Film industry as a creative industry influences the socio-economic development of territories both directly and indirectly. Cinema-induced tourism inspired by popular movies is an example of such informational effect of the industry. It was studied basing on 410 Russian movies released from 2000 to mid-2017 which were selected from the Kinopoisk and IMDb lists. Thematic tours was organized after the movies «Vysotsky: Thank God I’m alive», «The geographer drank his globe away» and «Piter FM». Scenery constructed for the movies «Zapiski ekspeditora Taynoy kancelyarii» and «The Horde» became tourist objects. The rise of tourist interest and place recognition of the corresponding regions was caused by the films «Fortress of War», «Leviathan» and «Territory».

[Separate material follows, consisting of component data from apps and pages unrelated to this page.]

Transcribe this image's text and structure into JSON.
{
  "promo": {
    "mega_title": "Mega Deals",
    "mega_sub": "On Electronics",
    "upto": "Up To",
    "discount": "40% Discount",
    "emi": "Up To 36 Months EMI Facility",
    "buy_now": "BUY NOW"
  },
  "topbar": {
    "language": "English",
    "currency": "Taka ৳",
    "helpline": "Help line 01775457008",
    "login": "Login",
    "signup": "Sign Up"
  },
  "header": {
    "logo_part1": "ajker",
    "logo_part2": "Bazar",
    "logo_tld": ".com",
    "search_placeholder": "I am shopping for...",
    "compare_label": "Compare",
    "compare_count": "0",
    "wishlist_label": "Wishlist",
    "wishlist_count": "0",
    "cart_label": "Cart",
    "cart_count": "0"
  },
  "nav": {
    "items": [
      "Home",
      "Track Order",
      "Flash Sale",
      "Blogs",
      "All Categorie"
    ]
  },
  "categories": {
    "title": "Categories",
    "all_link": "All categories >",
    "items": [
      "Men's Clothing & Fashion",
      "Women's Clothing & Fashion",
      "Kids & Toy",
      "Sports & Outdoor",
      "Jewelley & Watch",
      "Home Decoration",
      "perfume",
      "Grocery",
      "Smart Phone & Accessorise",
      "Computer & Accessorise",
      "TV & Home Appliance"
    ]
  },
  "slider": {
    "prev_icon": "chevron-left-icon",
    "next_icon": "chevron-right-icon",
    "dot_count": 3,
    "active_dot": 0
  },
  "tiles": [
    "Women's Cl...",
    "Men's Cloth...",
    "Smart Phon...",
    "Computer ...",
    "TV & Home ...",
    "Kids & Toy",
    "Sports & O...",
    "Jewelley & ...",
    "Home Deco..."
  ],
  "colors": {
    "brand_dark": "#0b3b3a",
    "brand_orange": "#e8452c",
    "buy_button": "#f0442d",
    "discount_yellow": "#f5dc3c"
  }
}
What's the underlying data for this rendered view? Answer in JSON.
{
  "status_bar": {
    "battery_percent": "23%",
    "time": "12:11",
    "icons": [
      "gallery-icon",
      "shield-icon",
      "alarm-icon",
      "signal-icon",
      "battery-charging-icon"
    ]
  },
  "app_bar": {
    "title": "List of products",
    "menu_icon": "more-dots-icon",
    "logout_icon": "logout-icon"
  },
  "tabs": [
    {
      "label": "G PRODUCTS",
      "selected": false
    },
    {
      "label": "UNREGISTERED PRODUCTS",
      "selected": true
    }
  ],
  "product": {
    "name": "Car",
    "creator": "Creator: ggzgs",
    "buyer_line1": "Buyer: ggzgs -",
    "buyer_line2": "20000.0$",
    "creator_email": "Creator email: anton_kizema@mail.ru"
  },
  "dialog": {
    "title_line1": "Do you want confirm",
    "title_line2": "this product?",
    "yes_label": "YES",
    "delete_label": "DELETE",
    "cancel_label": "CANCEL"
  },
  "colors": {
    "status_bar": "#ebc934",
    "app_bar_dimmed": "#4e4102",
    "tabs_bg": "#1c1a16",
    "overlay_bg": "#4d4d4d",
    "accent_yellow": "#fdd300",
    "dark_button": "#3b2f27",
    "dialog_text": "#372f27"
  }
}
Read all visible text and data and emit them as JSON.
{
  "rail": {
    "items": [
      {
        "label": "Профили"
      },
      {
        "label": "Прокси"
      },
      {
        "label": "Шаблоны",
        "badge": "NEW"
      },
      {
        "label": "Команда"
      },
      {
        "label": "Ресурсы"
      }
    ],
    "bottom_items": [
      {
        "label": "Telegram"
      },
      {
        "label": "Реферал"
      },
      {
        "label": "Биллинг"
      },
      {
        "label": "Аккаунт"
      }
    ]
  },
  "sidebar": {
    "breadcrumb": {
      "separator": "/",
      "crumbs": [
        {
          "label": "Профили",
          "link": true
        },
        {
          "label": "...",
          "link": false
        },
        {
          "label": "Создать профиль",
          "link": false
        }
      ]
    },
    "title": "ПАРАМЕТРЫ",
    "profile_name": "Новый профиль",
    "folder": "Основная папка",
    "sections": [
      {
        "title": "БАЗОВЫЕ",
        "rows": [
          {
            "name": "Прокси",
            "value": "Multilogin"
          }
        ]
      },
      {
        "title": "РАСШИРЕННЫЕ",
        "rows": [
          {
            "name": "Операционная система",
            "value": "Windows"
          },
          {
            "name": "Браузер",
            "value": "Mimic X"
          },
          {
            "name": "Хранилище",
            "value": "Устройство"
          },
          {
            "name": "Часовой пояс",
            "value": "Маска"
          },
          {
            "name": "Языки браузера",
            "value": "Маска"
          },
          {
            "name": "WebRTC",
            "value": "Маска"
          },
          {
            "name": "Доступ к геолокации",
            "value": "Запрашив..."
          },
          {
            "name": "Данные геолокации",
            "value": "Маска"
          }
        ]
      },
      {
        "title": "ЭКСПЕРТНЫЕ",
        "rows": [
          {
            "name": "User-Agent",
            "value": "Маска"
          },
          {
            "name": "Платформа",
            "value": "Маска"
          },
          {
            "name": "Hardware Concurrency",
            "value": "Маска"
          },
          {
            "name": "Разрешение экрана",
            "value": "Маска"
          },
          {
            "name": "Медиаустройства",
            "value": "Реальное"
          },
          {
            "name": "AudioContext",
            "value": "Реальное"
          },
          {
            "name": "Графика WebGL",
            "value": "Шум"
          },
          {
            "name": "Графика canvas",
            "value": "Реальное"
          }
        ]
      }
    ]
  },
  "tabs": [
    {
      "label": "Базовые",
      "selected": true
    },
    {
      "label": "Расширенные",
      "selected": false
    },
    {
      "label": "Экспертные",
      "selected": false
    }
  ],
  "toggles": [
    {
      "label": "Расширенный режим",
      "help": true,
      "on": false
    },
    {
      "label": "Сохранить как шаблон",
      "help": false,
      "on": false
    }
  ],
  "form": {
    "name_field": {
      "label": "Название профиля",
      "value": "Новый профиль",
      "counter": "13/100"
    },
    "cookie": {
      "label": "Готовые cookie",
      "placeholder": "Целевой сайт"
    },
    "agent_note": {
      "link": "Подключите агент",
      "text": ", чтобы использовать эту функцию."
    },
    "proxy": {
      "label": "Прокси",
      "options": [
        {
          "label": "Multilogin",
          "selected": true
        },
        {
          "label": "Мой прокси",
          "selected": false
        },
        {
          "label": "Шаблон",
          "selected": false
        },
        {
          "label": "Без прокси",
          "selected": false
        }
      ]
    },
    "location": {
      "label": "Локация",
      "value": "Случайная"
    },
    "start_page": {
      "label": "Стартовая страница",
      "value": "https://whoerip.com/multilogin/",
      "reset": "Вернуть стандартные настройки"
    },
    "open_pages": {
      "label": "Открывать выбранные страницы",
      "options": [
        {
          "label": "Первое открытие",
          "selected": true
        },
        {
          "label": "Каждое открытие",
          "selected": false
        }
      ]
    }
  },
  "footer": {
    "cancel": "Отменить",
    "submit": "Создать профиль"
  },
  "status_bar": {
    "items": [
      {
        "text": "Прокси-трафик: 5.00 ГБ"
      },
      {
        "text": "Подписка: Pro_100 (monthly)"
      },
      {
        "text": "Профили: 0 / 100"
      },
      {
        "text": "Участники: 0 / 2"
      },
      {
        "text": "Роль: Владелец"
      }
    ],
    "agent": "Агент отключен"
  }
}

Cinema induced tourism has a significant global growth during last 20 years caused by the rising touristic demand. Barcelona case study shows how cinema tourism can supplement the traditional sun and city tourism. The paper demonstrates how city districts, monuments and public spaces shown in the movies and other visual art performances shape the city image. Author defines the cinema routes of Barcelona based on the most popular films and analyses how films influence the foreign touristic flow and the inner redistribution of tourists in the city.
This study analyzes the discussion of import substitution in the Russian press from August 2014 to December 2016. By drawing on 269 press media items (obtained from the “Integrum” database and featuring Rossiyskaya Gazeta, Novaya Gazeta, Komsomolskaya Pravda, and Kommersant) the authors show that the discussion is being constructed within the following eight frames – anti-Western, patriotic, nostalgic, sentimental, interest-centered, consequence-centered, selfish and demonstrative. The most popular frames are the patriotic and the consequence-centered ones. However, the spectrum of frames most frequently engaged differs across periodicals. For instance, while the pro-state and pro-government Rossiyskaya Gazeta constructs a predominantly positive image of import substitution through the use of anti-Western and patriotic frames, the more liberal and oppositional Novaya Gazeta often emphasizes the likely negative consequences of such protectionism using the sentimental and demonstrative frames. Komsomolskaya Pravda uses the widest range of frames, but presents the information in a more simplified form to make it clearer to its target audience. In contrast, Kommersant discusses import substitution at a more expert level and invokes the selfish and the consequence-centered frames. Through the qualitative content-analysis of the selected media the authors have produced a list of keywords that serve to determine the place of import substitution in network agenda-setting. Their joint reference analysis has revealed three large clusters in the public discussion: the economic-political, the selfishly patriotic and the protectionist cluster. The authors conclude that the debate on import substitution combines both economic and political arguments; and the media often resort to ideological constructs to justify their attitude towards import substitution.